Work request
Bring together copies of the lines in the data below that contain the word "icon".

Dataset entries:
________________
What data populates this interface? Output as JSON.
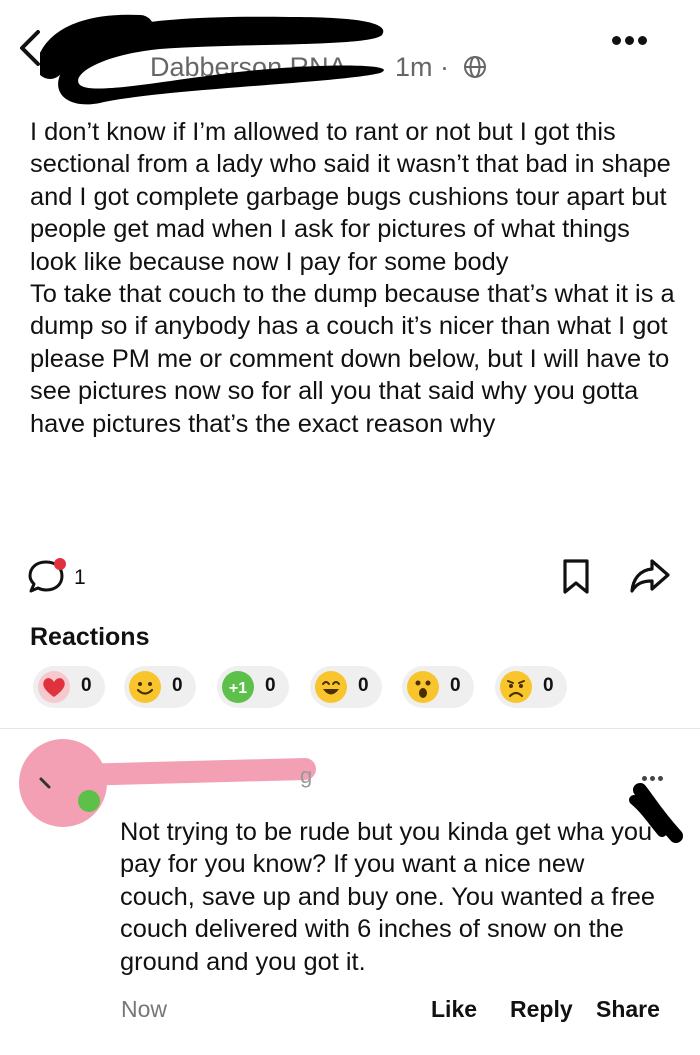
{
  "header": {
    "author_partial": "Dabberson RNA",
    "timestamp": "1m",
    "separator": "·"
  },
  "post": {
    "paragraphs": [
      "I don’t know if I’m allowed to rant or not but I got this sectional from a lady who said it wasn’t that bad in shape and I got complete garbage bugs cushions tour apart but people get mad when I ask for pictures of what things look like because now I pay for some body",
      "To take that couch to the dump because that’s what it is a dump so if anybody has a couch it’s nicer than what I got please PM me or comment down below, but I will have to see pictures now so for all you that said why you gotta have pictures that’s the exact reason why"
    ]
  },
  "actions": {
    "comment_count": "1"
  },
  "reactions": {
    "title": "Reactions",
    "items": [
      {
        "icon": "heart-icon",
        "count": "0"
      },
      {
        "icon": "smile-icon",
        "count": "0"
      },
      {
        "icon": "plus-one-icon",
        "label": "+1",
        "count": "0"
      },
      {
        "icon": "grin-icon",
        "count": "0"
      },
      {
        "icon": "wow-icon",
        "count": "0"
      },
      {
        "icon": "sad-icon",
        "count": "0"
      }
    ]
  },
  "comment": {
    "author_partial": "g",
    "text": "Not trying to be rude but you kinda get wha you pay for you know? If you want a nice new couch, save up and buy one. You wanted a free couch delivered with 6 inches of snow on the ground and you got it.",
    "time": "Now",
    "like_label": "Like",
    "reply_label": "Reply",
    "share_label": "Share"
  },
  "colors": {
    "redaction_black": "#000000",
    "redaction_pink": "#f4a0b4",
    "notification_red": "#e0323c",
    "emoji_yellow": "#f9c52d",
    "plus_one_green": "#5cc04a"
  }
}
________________
Problem solution
        "icon": "heart-icon",
        "icon": "smile-icon",
        "icon": "plus-one-icon",
        "icon": "grin-icon",
        "icon": "wow-icon",
        "icon": "sad-icon",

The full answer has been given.